After previously releasing a statement saying John Schnatter's name would remain on the John H. Schnatter Institute for Entrepreneurship and Free Enterprise, the Board of Trustees held a special session to discuss the issue further. After an 8-1 vote, the Board decided to remove Schnatter's name and return all previously donated funds. Brynn Mechem, DN
Ball State Board of Trustees votes to remove Schnatter's name from institute, return funds
In an 11-minute meeting Thursday, the Ball State Board of Trustees decided to remove John Schnatter’s name from the university, passing the resolution 8-1.
The motion included removal of Schnatter's full name from the university's Institute for Entrepreneurship and Free Enterprise, which is to be renamed the Ball State University Institute for Entrepreneurship and Free Enterprise, along with the related distinguished professorship appointment.
On Aug. 3, the Ball State Board of Trustees released a statement, saying Schnatter's use of the N-word during a private meeting with consultants was “not in a derogatory manner seeking to demean any individuals or groups; rather it was used as an example of improper conduct.”
After the statement was released, student organizations stated their disapproval of the board’s stance. Nearly two weeks later, the board called a special session where the purpose of the meeting was unclear, but ultimately ended in the decision to remove Schnatter's name, with only Jean Ann Harcourt voting no.
“I’m a Christian who feels strongly about forgiveness. I feel John has apologized and asked for forgiveness. We all sin and have regrets. I do believe that his negative comment was taken out of context and for that reason, I vote no on this motion for the reasons that Chairman Hall also stated and the two that I just highlighted,” said Harcourt, who was present by phone.
Ball State’s removal comes after Purdue University Board of Trustees announced in the beginning of August they would remove Schnatter’s name from its economic research center at the Krannert School of Management. The board also offered to return the $8 million donation Schnatter gave to the West Lafayette campus in April.
In March 2016, the university announced the unveiling of the John H. Schnatter Institute for Entrepreneurship and Free Enterprise. The institute was funded through a $3.25-million grant from Schnatter and the Charles Koch Foundation.
Rick Hall, chair of the board, said the university also will return the original grant funding to Schnatter’s Family Foundation.
“From the board’s perspective, our university was presented with a chance to have healthy and open conversation that could lead to better understanding of issues facing our society. John Schnatter was willing to engage with our students in a campus community in those conversations,” Hall, who was present via phone call, said. “Notwithstanding the board’s strong belief in the power of conversation, President Mearns has advised us that such discussions with John and other good faith gestures would not be well received or effective, as long as his name remains on the Institute for Entrepreneurship and Free Enterprise.”

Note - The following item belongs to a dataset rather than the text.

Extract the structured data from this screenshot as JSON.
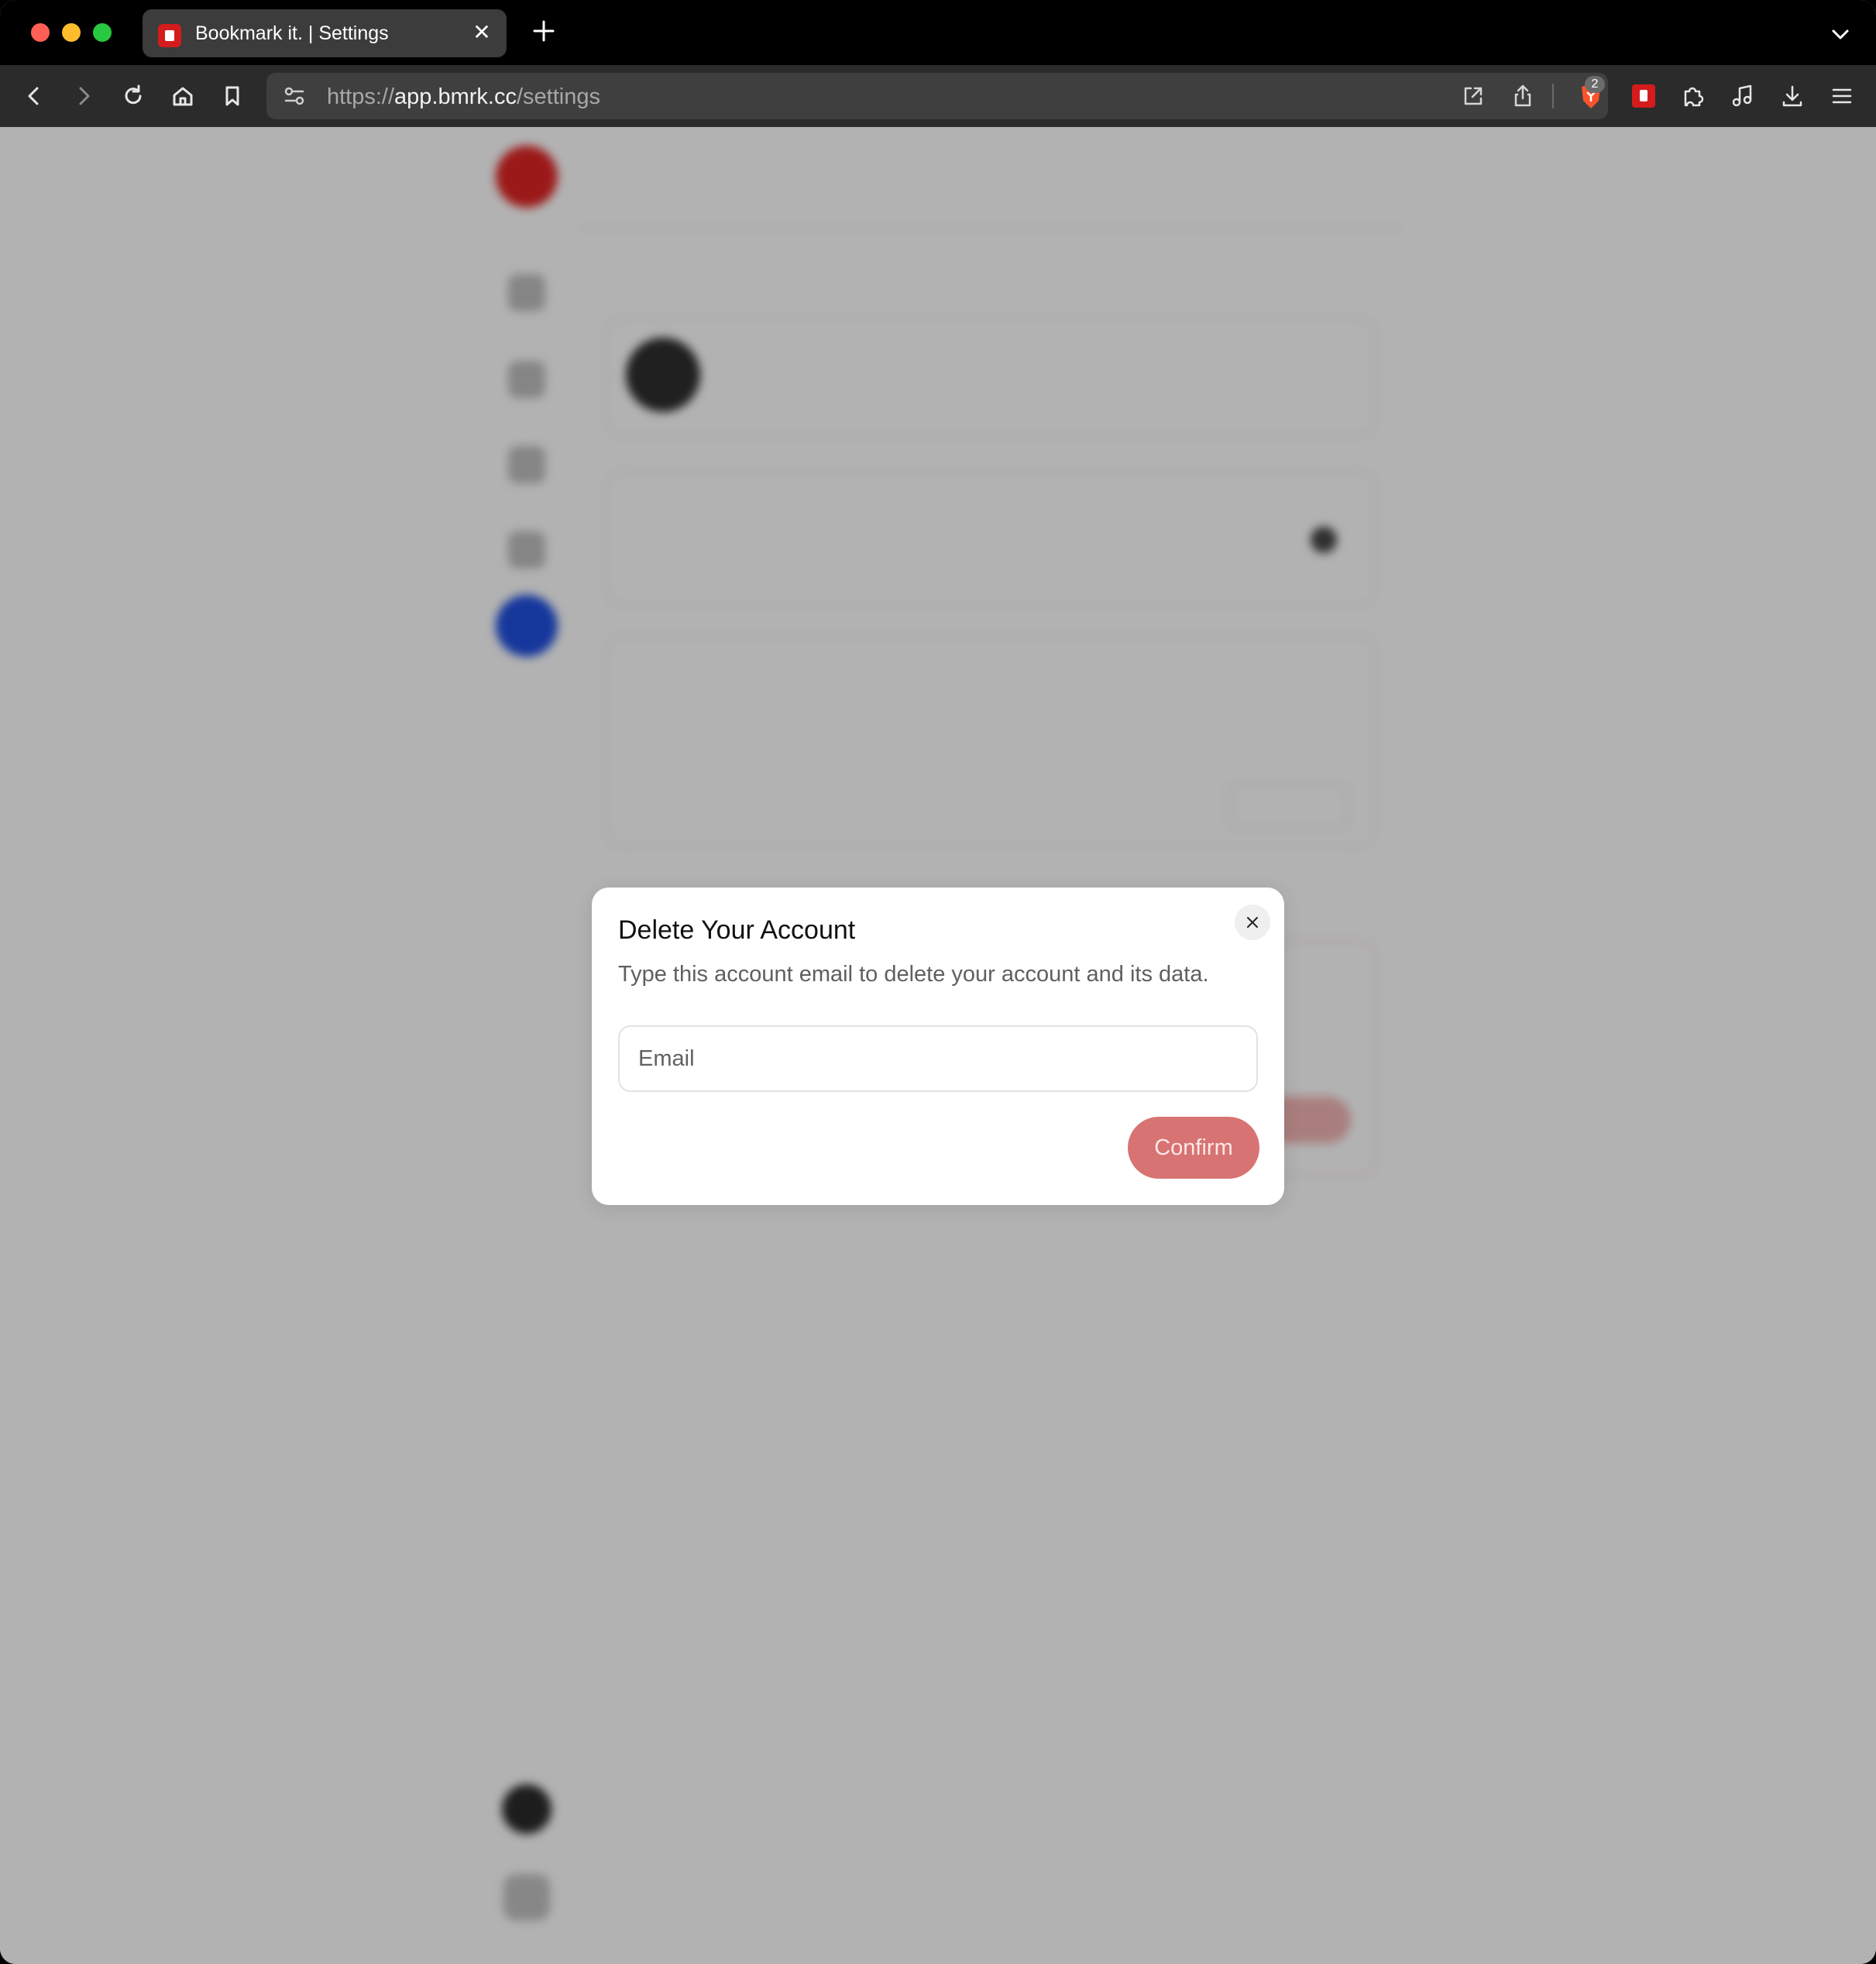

Senior Media Strategist Marc Ransford said the sign will be changed as soon as the university is able to work with the maintenance department.
Residence Hall Association (RHA) President Kathy Berryhill said she expected the meeting would focus on Schnatter and was disappointed with the university’s initial response.
“It’s just sort of necessary, I think, if they want to show that they’re for everything in the Beneficence Dialogues and for all the students on this campus,” said Berryhill, who is also on the 2018-19 Student Government Association (SGA) Executive Board.
SGA President Isaac Mitchell, said he was “very pleased” with the board’s decision. Following the board’s initial decision Aug. 3, SGA released a Facebook statement condemning Schnatter’s language.
Once the meeting adjourned, the audience, which was comprised of students, staff and community members, erupted in applause, including those who had orange bands on their arms as a symbol of solidarity.
“We are handing them out in solidarity with the faculty, staff, students, alumni and community members of color,” said CS Hendershot, events chair for Muncie Resists. “We’ll be passing them out for convocation tomorrow — the faculty convocation — to show our support for our community members.
“It’s not just a one-time deal, it’s continuous and so we need to show our support and solidarity.”